Alternatively, the piece can be played without computers, using external reverberation and harmonizer processors as in the original version.


latest version does require Max installation

Technical requirements for the current version

- Macintosh computer equipped with an external audio interface compatible with Max (cf:, e.g. Motu:, Digidesign:, RME:

  1. - Microphones for the flute, harpsichord and cello

  2. - Mixer & stereo diffusion (possibly return monitors for the musicians)

Technical requirements for the original version (or alternative version without computer)

- General reverberation (e.g. Lexicon PCM81)

- Harmonizers (e.g. Yamaha SPX90 or any dual pitch shifting device) - see ‘Harmonizers’ for parameters

- Microphones for the flute, harpsichord and cello

- Mixer & stereo diffusion (possibly return monitors for the musicians)

Harmonizers (for the original or alternative version)

Two harmonizers should be set to produce microtonal pitch shifting, the transposition being about 50 cents (1/4 tone) on either side of the input signal.

If using the Yamaha SPX90 harmonizer, select programme 22 (pitch change B) and set the parameters as follows:

pitch1 +0 / fine1 +45 cents/ delay1 20ms

pitch2 +0/ fine2 –50 cents/ delay2 15ms

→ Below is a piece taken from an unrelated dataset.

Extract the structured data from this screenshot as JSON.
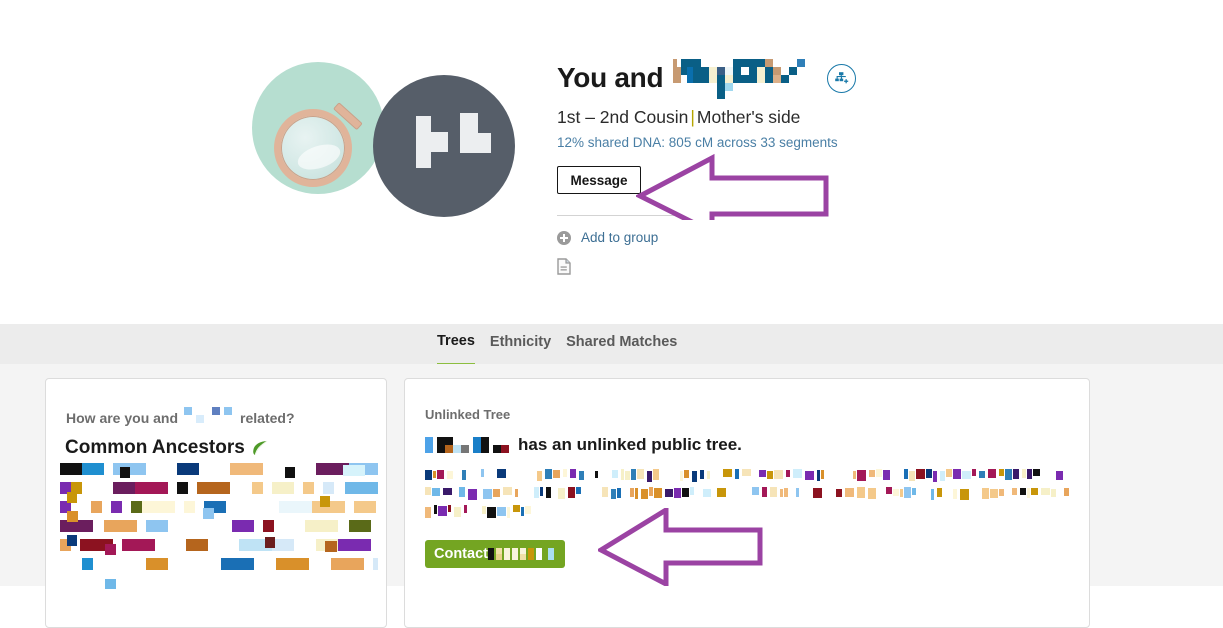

Performance notes

The amount of amplification required naturally depends on the performance space, but it should never cover the acoustic sound of the instruments.
The ideal sound is a clear and rich 'close’ sound. The microphones should be placed as close to the instruments as possible.
The general level should be rather loud, but not painfully so.